“Obviously, I’m not happy about our U.S. display ad performance,” she said.

The executives said the issue was not about changes in the competitive landscape, the economy, or engagement, but about comprehensive changes to the company’s sales leadership, organizational structure, and overall sales force.

“Our U.S. sales force is under transition and we simply didn’t have appropriate coverage to close Q2 [as we planned],” said Morse.

Instead of getting salespeople face to face with top-tier clients to close the biggest deals, Bartz said some premium ad units were sold through its ad exchange, as non-premium inventory at lower prices.

But while the company underestimated the effects of the sales reorg, she said Yahoo’s sales team is staffed back to where they were six months ago. When asked when the company expects to restore sales productivity, Bartz said “six months” is the minimum of being able to carry a full book of business.

On a more positive note, Bartz said that where Yahoo has strong relationships with advertisers, they’re hearing good things about the new way they’re pitching and delivering ad packages.

“[We’ve] substantially changed the way we sell,” Bartz said. Instead of just talking up Yahoo’s reach and scale, she said they’re pitching more creative, customized, multi-platform ad solutions.

“It’s much more of a commercial experience now,” she said.

For Bartz the past few months have been rocky, amid whispers that Yahoo’s board is looking for a replacement and outright calls from investors asking for her resignation. On the call with analysts Tuesday, she struck an all-business, roll-up-your-sleeves type tone.

When pressed to explain why the company had not yet reached a written agreement with the China-based Alibaba over the company’s online payments arm Alipay, she said they’re working daily to negotiate the contract.

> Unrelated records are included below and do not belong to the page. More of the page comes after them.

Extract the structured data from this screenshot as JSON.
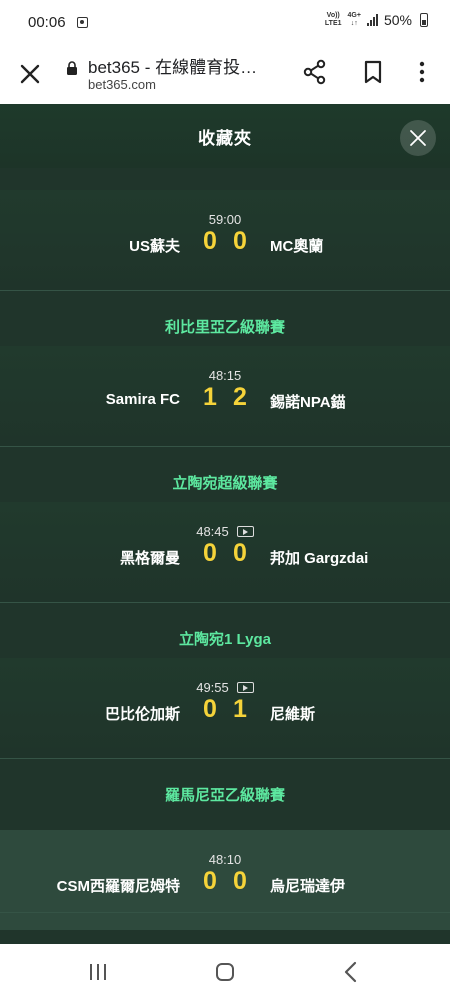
{
  "status_bar": {
    "time": "00:06",
    "network_top": "Vo))",
    "network_bottom": "LTE1",
    "data_top": "4G+",
    "data_bottom": "↓↑",
    "battery": "50%"
  },
  "browser": {
    "title": "bet365 - 在線體育投…",
    "url": "bet365.com"
  },
  "panel": {
    "title": "收藏夾"
  },
  "leagues": [
    {
      "name": "利比里亞乙級聯賽"
    },
    {
      "name": "立陶宛超級聯賽"
    },
    {
      "name": "立陶宛1 Lyga"
    },
    {
      "name": "羅馬尼亞乙級聯賽"
    }
  ],
  "matches": [
    {
      "time": "59:00",
      "home": "US蘇夫",
      "away": "MC奧蘭",
      "home_score": "0",
      "away_score": "0",
      "video": false
    },
    {
      "time": "48:15",
      "home": "Samira FC",
      "away": "錫諾NPA錨",
      "home_score": "1",
      "away_score": "2",
      "video": false
    },
    {
      "time": "48:45",
      "home": "黑格爾曼",
      "away": "邦加 Gargzdai",
      "home_score": "0",
      "away_score": "0",
      "video": true
    },
    {
      "time": "49:55",
      "home": "巴比伦加斯",
      "away": "尼維斯",
      "home_score": "0",
      "away_score": "1",
      "video": true
    },
    {
      "time": "48:10",
      "home": "CSM西羅爾尼姆特",
      "away": "烏尼瑞達伊",
      "home_score": "0",
      "away_score": "0",
      "video": false
    }
  ],
  "colors": {
    "panel_bg": "#20352b",
    "league_text": "#5de8a0",
    "score": "#f5d33a"
  },
  "icons": [
    "close-icon",
    "lock-icon",
    "share-icon",
    "bookmark-icon",
    "more-icon",
    "video-icon",
    "recent-apps-icon",
    "home-icon",
    "back-icon"
  ]
}
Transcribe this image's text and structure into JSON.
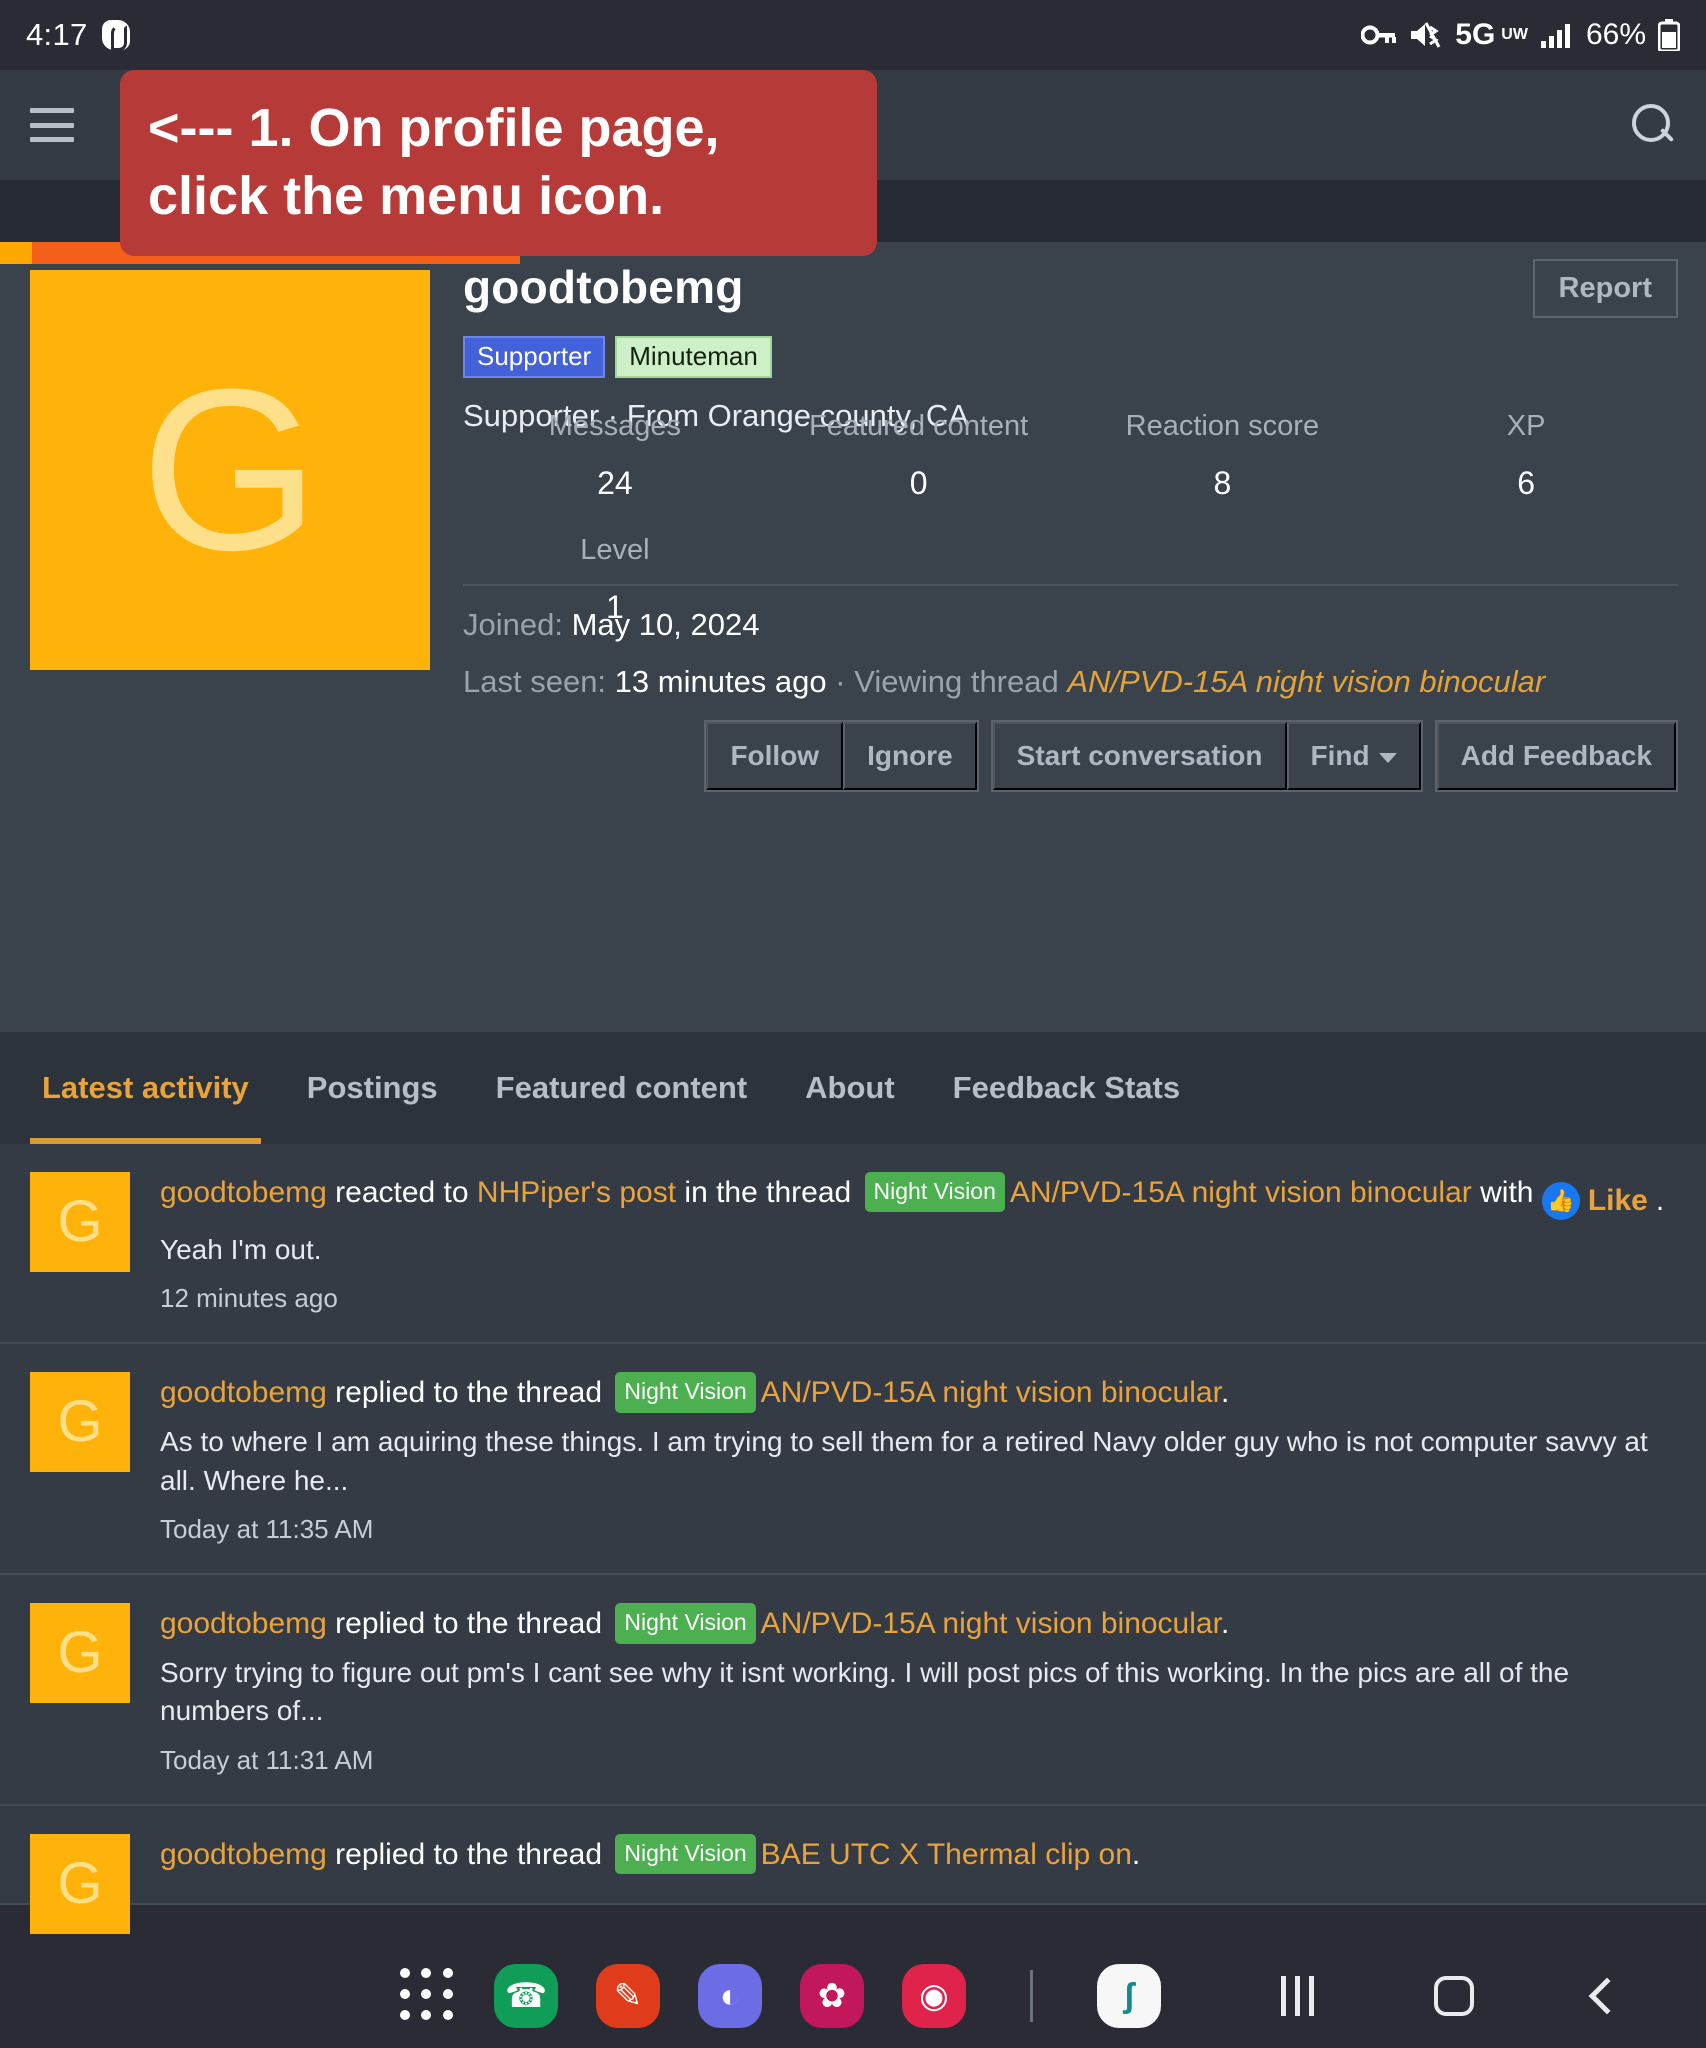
{
  "statusbar": {
    "time": "4:17",
    "vpn_icon": "surfshark-icon",
    "key_icon": "vpn-key-icon",
    "mute_icon": "mute-icon",
    "network": "5G",
    "network_sub": "UW",
    "signal_icon": "signal-bars-icon",
    "battery": "66%",
    "battery_icon": "battery-icon"
  },
  "appbar": {
    "menu_icon": "hamburger-menu-icon",
    "search_icon": "search-icon"
  },
  "annotation": {
    "line1": "<--- 1. On profile page,",
    "line2": "click the menu icon.",
    "color": "#b63a37"
  },
  "profile": {
    "avatar_letter": "G",
    "username": "goodtobemg",
    "badges": [
      {
        "label": "Supporter",
        "style": "supporter"
      },
      {
        "label": "Minuteman",
        "style": "minuteman"
      }
    ],
    "title_line": "Supporter · From Orange county, CA",
    "report_label": "Report",
    "stats": [
      {
        "label": "Messages",
        "value": "24"
      },
      {
        "label": "Featured content",
        "value": "0"
      },
      {
        "label": "Reaction score",
        "value": "8"
      },
      {
        "label": "XP",
        "value": "6"
      },
      {
        "label": "Level",
        "value": "1"
      }
    ],
    "joined_label": "Joined:",
    "joined_value": "May 10, 2024",
    "lastseen_label": "Last seen:",
    "lastseen_value": "13 minutes ago",
    "lastseen_mid": "· Viewing thread",
    "lastseen_thread": "AN/PVD-15A night vision binocular",
    "actions": {
      "follow": "Follow",
      "ignore": "Ignore",
      "start_conversation": "Start conversation",
      "find": "Find",
      "add_feedback": "Add Feedback"
    }
  },
  "tabs": [
    {
      "label": "Latest activity",
      "active": true
    },
    {
      "label": "Postings",
      "active": false
    },
    {
      "label": "Featured content",
      "active": false
    },
    {
      "label": "About",
      "active": false
    },
    {
      "label": "Feedback Stats",
      "active": false
    }
  ],
  "feed": [
    {
      "avatar": "G",
      "user": "goodtobemg",
      "action": "reacted to",
      "target_user": "NHPiper's post",
      "mid": "in the thread",
      "prefix": "Night Vision",
      "thread": "AN/PVD-15A night vision binocular",
      "tail": "with",
      "reaction": "Like",
      "reaction_icon": "thumbs-up-icon",
      "snippet": "Yeah I'm out.",
      "when": "12 minutes ago"
    },
    {
      "avatar": "G",
      "user": "goodtobemg",
      "action": "replied to the thread",
      "prefix": "Night Vision",
      "thread": "AN/PVD-15A night vision binocular",
      "snippet": "As to where I am aquiring these things. I am trying to sell them for a retired Navy older guy who is not computer savvy at all. Where he...",
      "when": "Today at 11:35 AM"
    },
    {
      "avatar": "G",
      "user": "goodtobemg",
      "action": "replied to the thread",
      "prefix": "Night Vision",
      "thread": "AN/PVD-15A night vision binocular",
      "snippet": "Sorry trying to figure out pm's I cant see why it isnt working. I will post pics of this working. In the pics are all of the numbers of...",
      "when": "Today at 11:31 AM"
    },
    {
      "avatar": "G",
      "user": "goodtobemg",
      "action": "replied to the thread",
      "prefix": "Night Vision",
      "thread": "BAE UTC X Thermal clip on",
      "snippet": "",
      "when": ""
    }
  ],
  "dock": {
    "apps": [
      {
        "name": "app-drawer-icon",
        "glyph": "",
        "color": "#2b2b35"
      },
      {
        "name": "phone-icon",
        "glyph": "✆",
        "color": "#0f9d58"
      },
      {
        "name": "messages-icon",
        "glyph": "✉",
        "color": "#e03c1b"
      },
      {
        "name": "internet-browser-icon",
        "glyph": "◐",
        "color": "#6c6ce5"
      },
      {
        "name": "gallery-icon",
        "glyph": "✿",
        "color": "#c2185b"
      },
      {
        "name": "camera-icon",
        "glyph": "◉",
        "color": "#e0234b"
      },
      {
        "name": "surfshark-vpn-icon",
        "glyph": "ʃ",
        "color": "#f7f7f7"
      }
    ],
    "nav": [
      {
        "name": "recents-button",
        "glyph": "|||"
      },
      {
        "name": "home-button",
        "glyph": "▢"
      },
      {
        "name": "back-button",
        "glyph": "‹"
      }
    ]
  }
}
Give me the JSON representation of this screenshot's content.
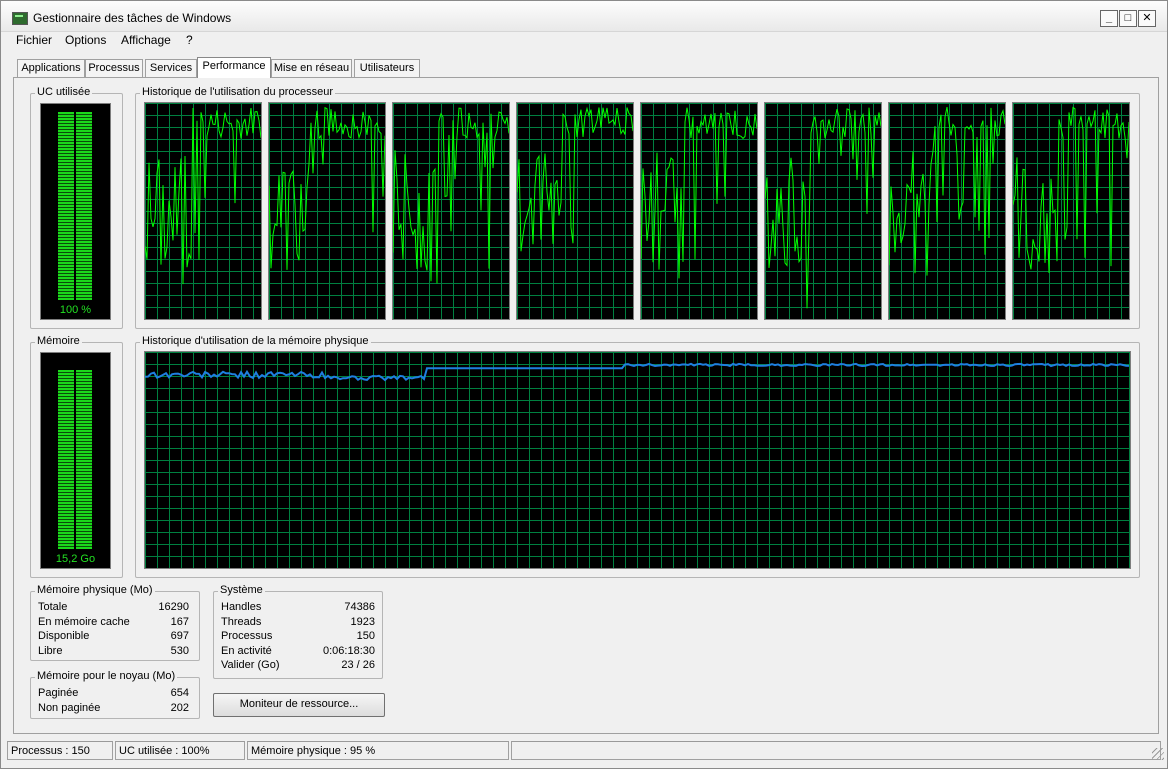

Despite the display setbacks, Bartz said the company is still talking about 7 to 10 percent growth next year.

Asked about rumors that Yahoo might buy Hulu, Bartz said she couldn’t comment but tacked on a “thanks for asking!”